» TASK DETAILS: Images are to be left out when the records below are printed word for word.

Interface dataset entries
┄┄┄┄┄┄

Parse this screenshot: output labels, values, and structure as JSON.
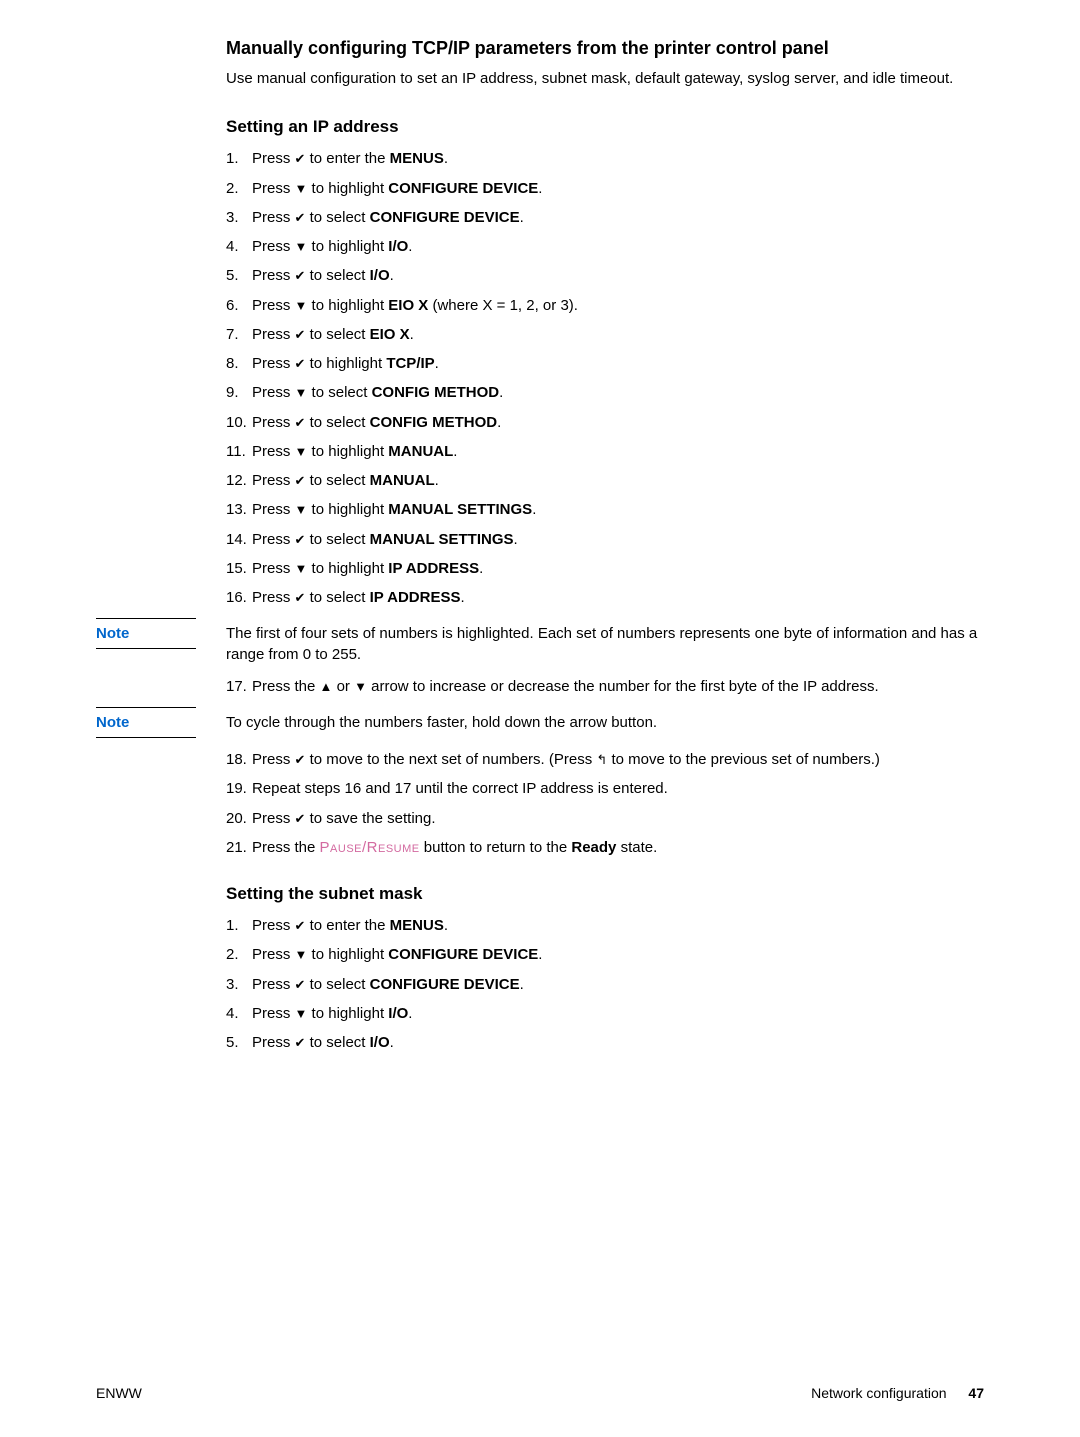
{
  "section_title": "Manually configuring TCP/IP parameters from the printer control panel",
  "intro": "Use manual configuration to set an IP address, subnet mask, default gateway, syslog server, and idle timeout.",
  "sub1_title": "Setting an IP address",
  "steps_a": [
    {
      "n": "1.",
      "pre": "Press ",
      "icon": "✔",
      "post": " to enter the ",
      "bold": "MENUS",
      "tail": "."
    },
    {
      "n": "2.",
      "pre": "Press ",
      "icon": "▼",
      "post": " to highlight ",
      "bold": "CONFIGURE DEVICE",
      "tail": "."
    },
    {
      "n": "3.",
      "pre": "Press ",
      "icon": "✔",
      "post": " to select ",
      "bold": "CONFIGURE DEVICE",
      "tail": "."
    },
    {
      "n": "4.",
      "pre": "Press ",
      "icon": "▼",
      "post": " to highlight ",
      "bold": "I/O",
      "tail": "."
    },
    {
      "n": "5.",
      "pre": "Press ",
      "icon": "✔",
      "post": " to select ",
      "bold": "I/O",
      "tail": "."
    },
    {
      "n": "6.",
      "pre": "Press ",
      "icon": "▼",
      "post": " to highlight ",
      "bold": "EIO X",
      "tail": " (where X = 1, 2, or 3)."
    },
    {
      "n": "7.",
      "pre": "Press ",
      "icon": "✔",
      "post": " to select ",
      "bold": "EIO X",
      "tail": "."
    },
    {
      "n": "8.",
      "pre": "Press ",
      "icon": "✔",
      "post": " to highlight ",
      "bold": "TCP/IP",
      "tail": "."
    },
    {
      "n": "9.",
      "pre": "Press ",
      "icon": "▼",
      "post": " to select ",
      "bold": "CONFIG METHOD",
      "tail": "."
    },
    {
      "n": "10.",
      "pre": "Press ",
      "icon": "✔",
      "post": " to select ",
      "bold": "CONFIG METHOD",
      "tail": "."
    },
    {
      "n": "11.",
      "pre": "Press ",
      "icon": "▼",
      "post": " to highlight ",
      "bold": "MANUAL",
      "tail": "."
    },
    {
      "n": "12.",
      "pre": "Press ",
      "icon": "✔",
      "post": " to select ",
      "bold": "MANUAL",
      "tail": "."
    },
    {
      "n": "13.",
      "pre": "Press ",
      "icon": "▼",
      "post": " to highlight ",
      "bold": "MANUAL SETTINGS",
      "tail": "."
    },
    {
      "n": "14.",
      "pre": "Press ",
      "icon": "✔",
      "post": " to select ",
      "bold": "MANUAL SETTINGS",
      "tail": "."
    },
    {
      "n": "15.",
      "pre": "Press ",
      "icon": "▼",
      "post": " to highlight ",
      "bold": "IP ADDRESS",
      "tail": "."
    },
    {
      "n": "16.",
      "pre": "Press ",
      "icon": "✔",
      "post": " to select ",
      "bold": "IP ADDRESS",
      "tail": "."
    }
  ],
  "note1_label": "Note",
  "note1_body": "The first of four sets of numbers is highlighted. Each set of numbers represents one byte of information and has a range from 0 to 255.",
  "step17": {
    "n": "17.",
    "pre": "Press the ",
    "icon1": "▲",
    "mid": " or ",
    "icon2": "▼",
    "post": " arrow to increase or decrease the number for the first byte of the IP address."
  },
  "note2_label": "Note",
  "note2_body": "To cycle through the numbers faster, hold down the arrow button.",
  "steps_b": [
    {
      "n": "18.",
      "pre": "Press ",
      "icon": "✔",
      "post": " to move to the next set of numbers. (Press ",
      "icon2": "↰",
      "tail": " to move to the previous set of numbers.)"
    },
    {
      "n": "19.",
      "text": "Repeat steps 16 and 17 until the correct IP address is entered."
    },
    {
      "n": "20.",
      "pre": "Press ",
      "icon": "✔",
      "post": " to save the setting."
    },
    {
      "n": "21.",
      "pre": "Press the ",
      "pause": "Pause/Resume",
      "post": " button to return to the ",
      "bold": "Ready",
      "tail": " state."
    }
  ],
  "sub2_title": "Setting the subnet mask",
  "steps_c": [
    {
      "n": "1.",
      "pre": "Press ",
      "icon": "✔",
      "post": " to enter the ",
      "bold": "MENUS",
      "tail": "."
    },
    {
      "n": "2.",
      "pre": "Press ",
      "icon": "▼",
      "post": " to highlight ",
      "bold": "CONFIGURE DEVICE",
      "tail": "."
    },
    {
      "n": "3.",
      "pre": "Press ",
      "icon": "✔",
      "post": " to select ",
      "bold": "CONFIGURE DEVICE",
      "tail": "."
    },
    {
      "n": "4.",
      "pre": "Press ",
      "icon": "▼",
      "post": " to highlight ",
      "bold": "I/O",
      "tail": "."
    },
    {
      "n": "5.",
      "pre": "Press ",
      "icon": "✔",
      "post": " to select ",
      "bold": "I/O",
      "tail": "."
    }
  ],
  "footer_left": "ENWW",
  "footer_right": "Network configuration",
  "footer_page": "47"
}
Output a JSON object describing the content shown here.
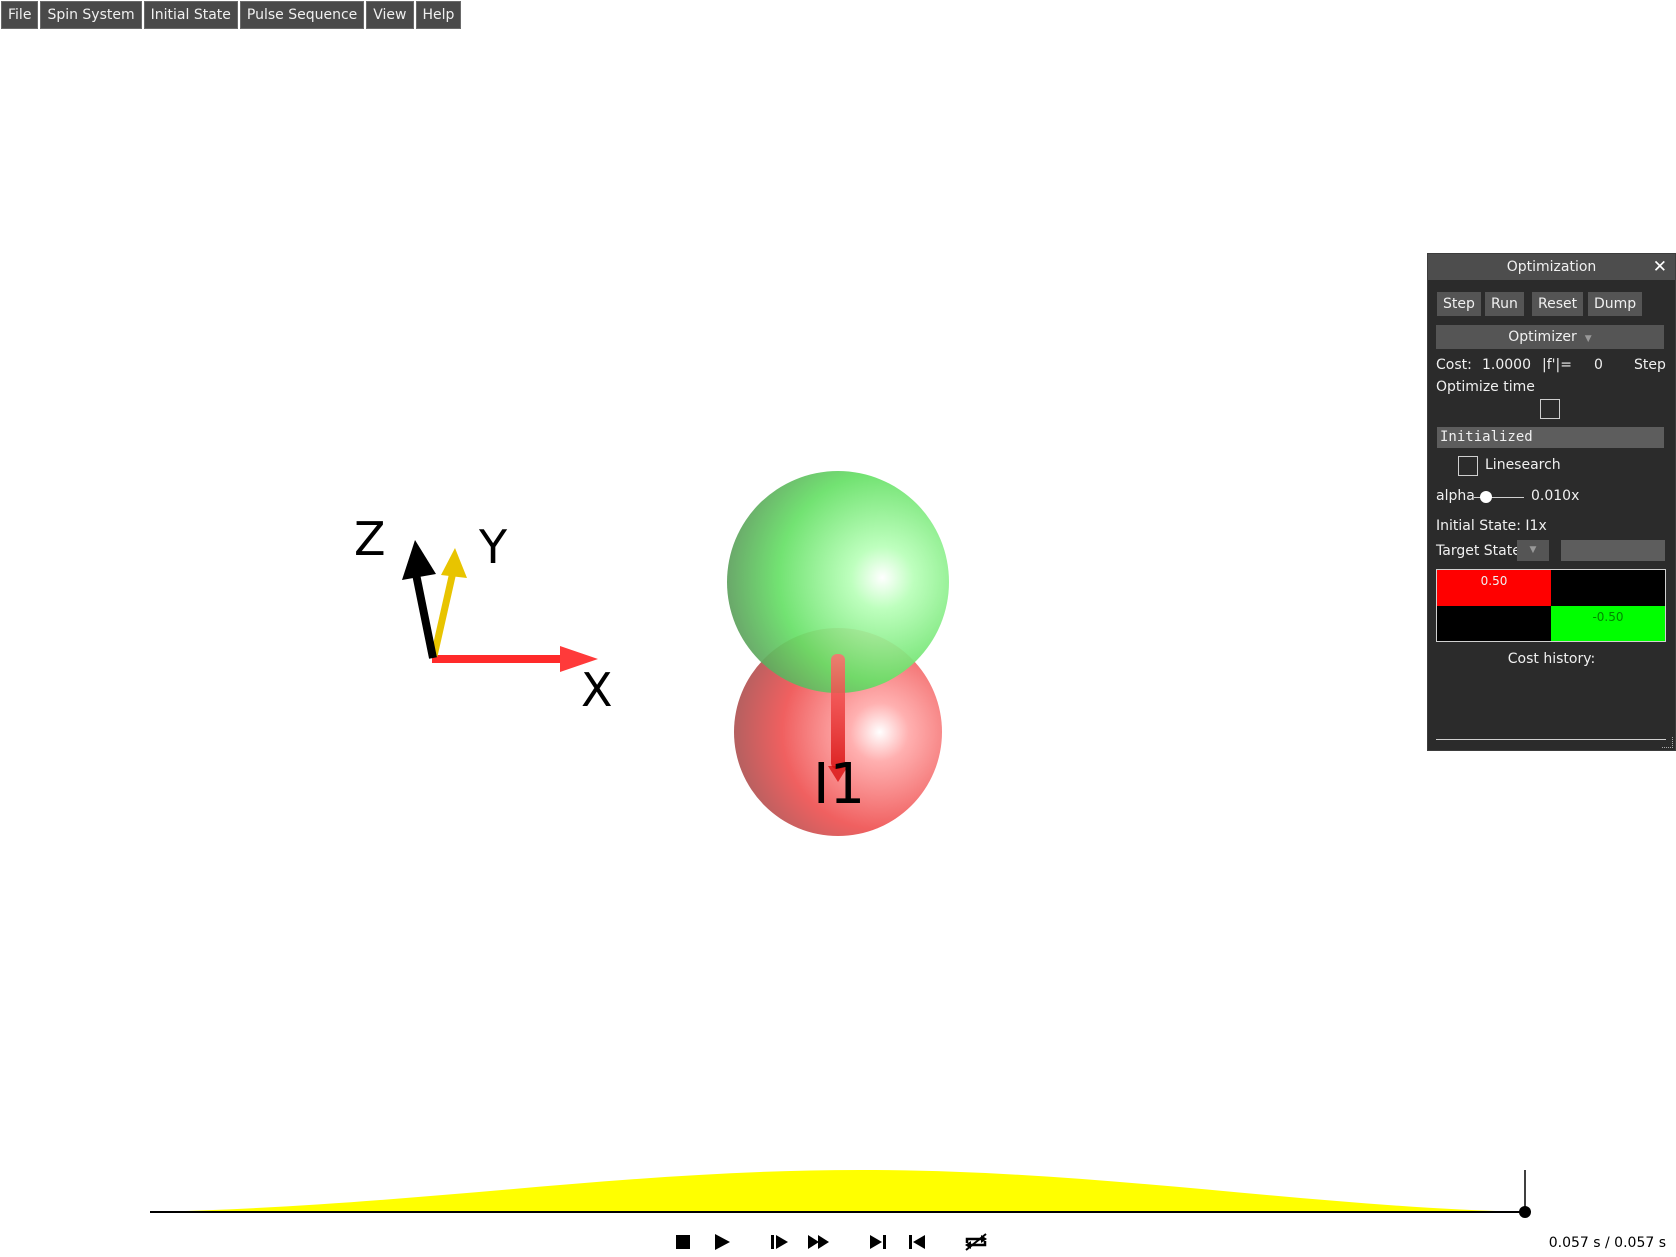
{
  "menu": [
    "File",
    "Spin System",
    "Initial State",
    "Pulse Sequence",
    "View",
    "Help"
  ],
  "scene": {
    "axes": {
      "x": "X",
      "y": "Y",
      "z": "Z"
    },
    "spin_label": "I1",
    "colors": {
      "x_axis": "#ff2a2a",
      "y_axis": "#e8c400",
      "z_axis": "#000000",
      "upper_sphere": "#5ce65c",
      "lower_sphere": "#ff6a6a"
    }
  },
  "optimization": {
    "title": "Optimization",
    "close": "✕",
    "buttons": {
      "step": "Step",
      "run": "Run",
      "reset": "Reset",
      "dump": "Dump"
    },
    "optimizer": "Optimizer",
    "cost_label": "Cost:",
    "cost_value": "1.0000",
    "grad_label": "|f'|=",
    "grad_value": "0",
    "step_label": "Step",
    "optimize_time": "Optimize time",
    "status": "Initialized",
    "linesearch": "Linesearch",
    "alpha_label": "alpha",
    "alpha_value": "0.010x",
    "initial_state": "Initial State: I1x",
    "target_state": "Target State:",
    "matrix": {
      "cells": [
        "0.50",
        "",
        "",
        "-0.50"
      ],
      "colors": [
        "#ff0000",
        "#000000",
        "#000000",
        "#00ff00"
      ]
    },
    "cost_history": "Cost history:"
  },
  "timeline": {
    "time": "0.057 s / 0.057 s",
    "pulse_color": "#ffff00"
  },
  "controls": [
    "stop",
    "play",
    "step-forward",
    "fast-forward",
    "skip-to-end",
    "skip-to-start",
    "loop"
  ]
}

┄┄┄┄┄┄

» SOLVED EXERCISE:
Parse this screenshot: output labels, values, and structure as JSON.
{
  "section_title": "Manually configuring TCP/IP parameters from the printer control panel",
  "intro": "Use manual configuration to set an IP address, subnet mask, default gateway, syslog server, and idle timeout.",
  "sub1_title": "Setting an IP address",
  "steps_a": [
    {
      "n": "1.",
      "pre": "Press ",
      "icon": "✔",
      "post": " to enter the ",
      "bold": "MENUS",
      "tail": "."
    },
    {
      "n": "2.",
      "pre": "Press ",
      "icon": "▼",
      "post": " to highlight ",
      "bold": "CONFIGURE DEVICE",
      "tail": "."
    },
    {
      "n": "3.",
      "pre": "Press ",
      "icon": "✔",
      "post": " to select ",
      "bold": "CONFIGURE DEVICE",
      "tail": "."
    },
    {
      "n": "4.",
      "pre": "Press ",
      "icon": "▼",
      "post": " to highlight ",
      "bold": "I/O",
      "tail": "."
    },
    {
      "n": "5.",
      "pre": "Press ",
      "icon": "✔",
      "post": " to select ",
      "bold": "I/O",
      "tail": "."
    },
    {
      "n": "6.",
      "pre": "Press ",
      "icon": "▼",
      "post": " to highlight ",
      "bold": "EIO X",
      "tail": " (where X = 1, 2, or 3)."
    },
    {
      "n": "7.",
      "pre": "Press ",
      "icon": "✔",
      "post": " to select ",
      "bold": "EIO X",
      "tail": "."
    },
    {
      "n": "8.",
      "pre": "Press ",
      "icon": "✔",
      "post": " to highlight ",
      "bold": "TCP/IP",
      "tail": "."
    },
    {
      "n": "9.",
      "pre": "Press ",
      "icon": "▼",
      "post": " to select ",
      "bold": "CONFIG METHOD",
      "tail": "."
    },
    {
      "n": "10.",
      "pre": "Press ",
      "icon": "✔",
      "post": " to select ",
      "bold": "CONFIG METHOD",
      "tail": "."
    },
    {
      "n": "11.",
      "pre": "Press ",
      "icon": "▼",
      "post": " to highlight ",
      "bold": "MANUAL",
      "tail": "."
    },
    {
      "n": "12.",
      "pre": "Press ",
      "icon": "✔",
      "post": " to select ",
      "bold": "MANUAL",
      "tail": "."
    },
    {
      "n": "13.",
      "pre": "Press ",
      "icon": "▼",
      "post": " to highlight ",
      "bold": "MANUAL SETTINGS",
      "tail": "."
    },
    {
      "n": "14.",
      "pre": "Press ",
      "icon": "✔",
      "post": " to select ",
      "bold": "MANUAL SETTINGS",
      "tail": "."
    },
    {
      "n": "15.",
      "pre": "Press ",
      "icon": "▼",
      "post": " to highlight ",
      "bold": "IP ADDRESS",
      "tail": "."
    },
    {
      "n": "16.",
      "pre": "Press ",
      "icon": "✔",
      "post": " to select ",
      "bold": "IP ADDRESS",
      "tail": "."
    }
  ],
  "note1_label": "Note",
  "note1_body": "The first of four sets of numbers is highlighted. Each set of numbers represents one byte of information and has a range from 0 to 255.",
  "step17": {
    "n": "17.",
    "pre": "Press the ",
    "icon1": "▲",
    "mid": " or ",
    "icon2": "▼",
    "post": " arrow to increase or decrease the number for the first byte of the IP address."
  },
  "note2_label": "Note",
  "note2_body": "To cycle through the numbers faster, hold down the arrow button.",
  "steps_b": [
    {
      "n": "18.",
      "pre": "Press ",
      "icon": "✔",
      "post": " to move to the next set of numbers. (Press ",
      "icon2": "↰",
      "tail": " to move to the previous set of numbers.)"
    },
    {
      "n": "19.",
      "text": "Repeat steps 16 and 17 until the correct IP address is entered."
    },
    {
      "n": "20.",
      "pre": "Press ",
      "icon": "✔",
      "post": " to save the setting."
    },
    {
      "n": "21.",
      "pre": "Press the ",
      "pause": "Pause/Resume",
      "post": " button to return to the ",
      "bold": "Ready",
      "tail": " state."
    }
  ],
  "sub2_title": "Setting the subnet mask",
  "steps_c": [
    {
      "n": "1.",
      "pre": "Press ",
      "icon": "✔",
      "post": " to enter the ",
      "bold": "MENUS",
      "tail": "."
    },
    {
      "n": "2.",
      "pre": "Press ",
      "icon": "▼",
      "post": " to highlight ",
      "bold": "CONFIGURE DEVICE",
      "tail": "."
    },
    {
      "n": "3.",
      "pre": "Press ",
      "icon": "✔",
      "post": " to select ",
      "bold": "CONFIGURE DEVICE",
      "tail": "."
    },
    {
      "n": "4.",
      "pre": "Press ",
      "icon": "▼",
      "post": " to highlight ",
      "bold": "I/O",
      "tail": "."
    },
    {
      "n": "5.",
      "pre": "Press ",
      "icon": "✔",
      "post": " to select ",
      "bold": "I/O",
      "tail": "."
    }
  ],
  "footer_left": "ENWW",
  "footer_right": "Network configuration",
  "footer_page": "47"
}
Output a JSON object describing the content shown here.
{
  "menu": [
    "File",
    "Spin System",
    "Initial State",
    "Pulse Sequence",
    "View",
    "Help"
  ],
  "scene": {
    "axes": {
      "x": "X",
      "y": "Y",
      "z": "Z"
    },
    "spin_label": "I1",
    "colors": {
      "x_axis": "#ff2a2a",
      "y_axis": "#e8c400",
      "z_axis": "#000000",
      "upper_sphere": "#5ce65c",
      "lower_sphere": "#ff6a6a"
    }
  },
  "optimization": {
    "title": "Optimization",
    "close": "✕",
    "buttons": {
      "step": "Step",
      "run": "Run",
      "reset": "Reset",
      "dump": "Dump"
    },
    "optimizer": "Optimizer",
    "cost_label": "Cost:",
    "cost_value": "1.0000",
    "grad_label": "|f'|=",
    "grad_value": "0",
    "step_label": "Step",
    "optimize_time": "Optimize time",
    "status": "Initialized",
    "linesearch": "Linesearch",
    "alpha_label": "alpha",
    "alpha_value": "0.010x",
    "initial_state": "Initial State: I1x",
    "target_state": "Target State:",
    "matrix": {
      "cells": [
        "0.50",
        "",
        "",
        "-0.50"
      ],
      "colors": [
        "#ff0000",
        "#000000",
        "#000000",
        "#00ff00"
      ]
    },
    "cost_history": "Cost history:"
  },
  "timeline": {
    "time": "0.057 s / 0.057 s",
    "pulse_color": "#ffff00"
  },
  "controls": [
    "stop",
    "play",
    "step-forward",
    "fast-forward",
    "skip-to-end",
    "skip-to-start",
    "loop"
  ]
}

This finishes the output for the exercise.